| Provided material |
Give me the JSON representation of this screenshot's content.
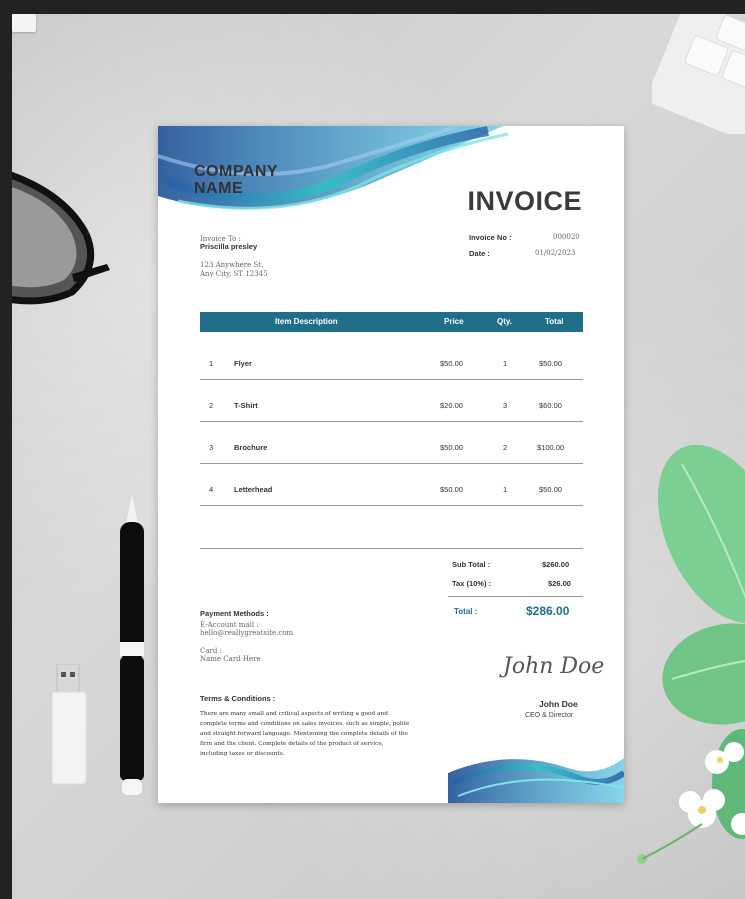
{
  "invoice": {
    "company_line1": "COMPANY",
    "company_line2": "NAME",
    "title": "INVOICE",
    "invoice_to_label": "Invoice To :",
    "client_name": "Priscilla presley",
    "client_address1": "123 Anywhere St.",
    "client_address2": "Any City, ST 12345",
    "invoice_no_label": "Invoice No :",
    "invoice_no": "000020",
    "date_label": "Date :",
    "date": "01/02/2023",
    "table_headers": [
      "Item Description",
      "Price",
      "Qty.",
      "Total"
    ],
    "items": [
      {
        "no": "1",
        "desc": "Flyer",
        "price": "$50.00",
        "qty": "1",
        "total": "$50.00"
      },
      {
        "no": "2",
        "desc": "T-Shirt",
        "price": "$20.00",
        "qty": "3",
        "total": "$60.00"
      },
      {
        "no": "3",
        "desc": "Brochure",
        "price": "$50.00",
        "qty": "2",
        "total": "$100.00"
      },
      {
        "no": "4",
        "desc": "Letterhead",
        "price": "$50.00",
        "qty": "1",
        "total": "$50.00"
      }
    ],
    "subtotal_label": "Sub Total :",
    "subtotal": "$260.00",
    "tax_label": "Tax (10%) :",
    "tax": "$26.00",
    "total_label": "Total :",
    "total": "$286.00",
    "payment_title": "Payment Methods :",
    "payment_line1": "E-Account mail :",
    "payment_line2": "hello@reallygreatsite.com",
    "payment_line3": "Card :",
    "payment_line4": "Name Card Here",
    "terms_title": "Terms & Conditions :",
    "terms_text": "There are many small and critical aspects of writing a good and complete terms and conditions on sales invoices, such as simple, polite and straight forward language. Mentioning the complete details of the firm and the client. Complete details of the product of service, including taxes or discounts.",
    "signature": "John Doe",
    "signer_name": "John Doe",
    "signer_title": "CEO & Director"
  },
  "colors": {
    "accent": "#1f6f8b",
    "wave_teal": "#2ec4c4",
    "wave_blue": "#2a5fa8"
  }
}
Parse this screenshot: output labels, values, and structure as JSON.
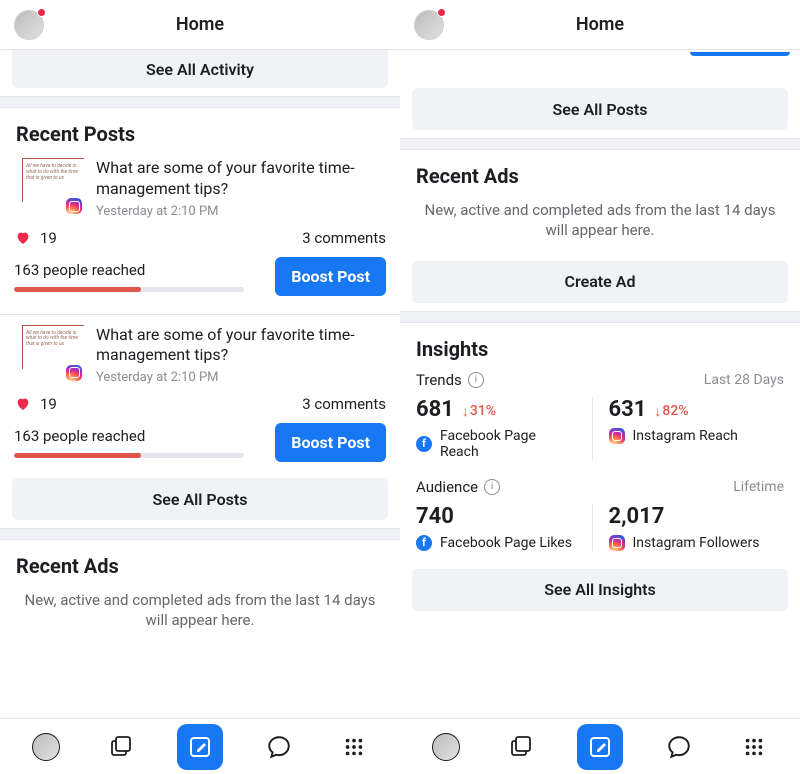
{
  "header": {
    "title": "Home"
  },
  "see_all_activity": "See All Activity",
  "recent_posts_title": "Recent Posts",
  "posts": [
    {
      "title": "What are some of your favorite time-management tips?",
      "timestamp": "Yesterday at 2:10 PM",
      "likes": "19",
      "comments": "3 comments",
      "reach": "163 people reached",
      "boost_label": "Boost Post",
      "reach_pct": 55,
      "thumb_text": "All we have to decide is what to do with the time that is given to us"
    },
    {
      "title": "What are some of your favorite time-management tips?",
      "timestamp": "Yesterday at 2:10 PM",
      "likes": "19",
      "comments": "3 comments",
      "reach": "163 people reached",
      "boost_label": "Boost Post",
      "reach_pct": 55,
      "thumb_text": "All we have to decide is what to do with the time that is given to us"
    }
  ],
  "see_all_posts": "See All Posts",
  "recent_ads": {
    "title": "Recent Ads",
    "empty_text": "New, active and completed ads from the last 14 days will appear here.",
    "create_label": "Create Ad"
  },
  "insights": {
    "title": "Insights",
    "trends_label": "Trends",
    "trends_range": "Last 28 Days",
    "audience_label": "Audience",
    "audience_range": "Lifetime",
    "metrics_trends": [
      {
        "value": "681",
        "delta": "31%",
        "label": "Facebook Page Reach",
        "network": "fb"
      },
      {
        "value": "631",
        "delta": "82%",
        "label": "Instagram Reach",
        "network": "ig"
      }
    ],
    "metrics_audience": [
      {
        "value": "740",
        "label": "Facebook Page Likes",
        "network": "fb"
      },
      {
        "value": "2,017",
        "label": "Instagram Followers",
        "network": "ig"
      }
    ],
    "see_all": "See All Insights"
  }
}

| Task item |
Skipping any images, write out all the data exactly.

| Task answer |
Give me the JSON representation of this screenshot's content.
{
  "invoice": {
    "company_line1": "COMPANY",
    "company_line2": "NAME",
    "title": "INVOICE",
    "invoice_to_label": "Invoice To :",
    "client_name": "Priscilla presley",
    "client_address1": "123 Anywhere St.",
    "client_address2": "Any City, ST 12345",
    "invoice_no_label": "Invoice No :",
    "invoice_no": "000020",
    "date_label": "Date :",
    "date": "01/02/2023",
    "table_headers": [
      "Item Description",
      "Price",
      "Qty.",
      "Total"
    ],
    "items": [
      {
        "no": "1",
        "desc": "Flyer",
        "price": "$50.00",
        "qty": "1",
        "total": "$50.00"
      },
      {
        "no": "2",
        "desc": "T-Shirt",
        "price": "$20.00",
        "qty": "3",
        "total": "$60.00"
      },
      {
        "no": "3",
        "desc": "Brochure",
        "price": "$50.00",
        "qty": "2",
        "total": "$100.00"
      },
      {
        "no": "4",
        "desc": "Letterhead",
        "price": "$50.00",
        "qty": "1",
        "total": "$50.00"
      }
    ],
    "subtotal_label": "Sub Total :",
    "subtotal": "$260.00",
    "tax_label": "Tax (10%) :",
    "tax": "$26.00",
    "total_label": "Total :",
    "total": "$286.00",
    "payment_title": "Payment Methods :",
    "payment_line1": "E-Account mail :",
    "payment_line2": "hello@reallygreatsite.com",
    "payment_line3": "Card :",
    "payment_line4": "Name Card Here",
    "terms_title": "Terms & Conditions :",
    "terms_text": "There are many small and critical aspects of writing a good and complete terms and conditions on sales invoices, such as simple, polite and straight forward language. Mentioning the complete details of the firm and the client. Complete details of the product of service, including taxes or discounts.",
    "signature": "John Doe",
    "signer_name": "John Doe",
    "signer_title": "CEO & Director"
  },
  "colors": {
    "accent": "#1f6f8b",
    "wave_teal": "#2ec4c4",
    "wave_blue": "#2a5fa8"
  }
}
Parse this screenshot: output labels, values, and structure as JSON.
{
  "header": {
    "title": "Home"
  },
  "see_all_activity": "See All Activity",
  "recent_posts_title": "Recent Posts",
  "posts": [
    {
      "title": "What are some of your favorite time-management tips?",
      "timestamp": "Yesterday at 2:10 PM",
      "likes": "19",
      "comments": "3 comments",
      "reach": "163 people reached",
      "boost_label": "Boost Post",
      "reach_pct": 55,
      "thumb_text": "All we have to decide is what to do with the time that is given to us"
    },
    {
      "title": "What are some of your favorite time-management tips?",
      "timestamp": "Yesterday at 2:10 PM",
      "likes": "19",
      "comments": "3 comments",
      "reach": "163 people reached",
      "boost_label": "Boost Post",
      "reach_pct": 55,
      "thumb_text": "All we have to decide is what to do with the time that is given to us"
    }
  ],
  "see_all_posts": "See All Posts",
  "recent_ads": {
    "title": "Recent Ads",
    "empty_text": "New, active and completed ads from the last 14 days will appear here.",
    "create_label": "Create Ad"
  },
  "insights": {
    "title": "Insights",
    "trends_label": "Trends",
    "trends_range": "Last 28 Days",
    "audience_label": "Audience",
    "audience_range": "Lifetime",
    "metrics_trends": [
      {
        "value": "681",
        "delta": "31%",
        "label": "Facebook Page Reach",
        "network": "fb"
      },
      {
        "value": "631",
        "delta": "82%",
        "label": "Instagram Reach",
        "network": "ig"
      }
    ],
    "metrics_audience": [
      {
        "value": "740",
        "label": "Facebook Page Likes",
        "network": "fb"
      },
      {
        "value": "2,017",
        "label": "Instagram Followers",
        "network": "ig"
      }
    ],
    "see_all": "See All Insights"
  }
}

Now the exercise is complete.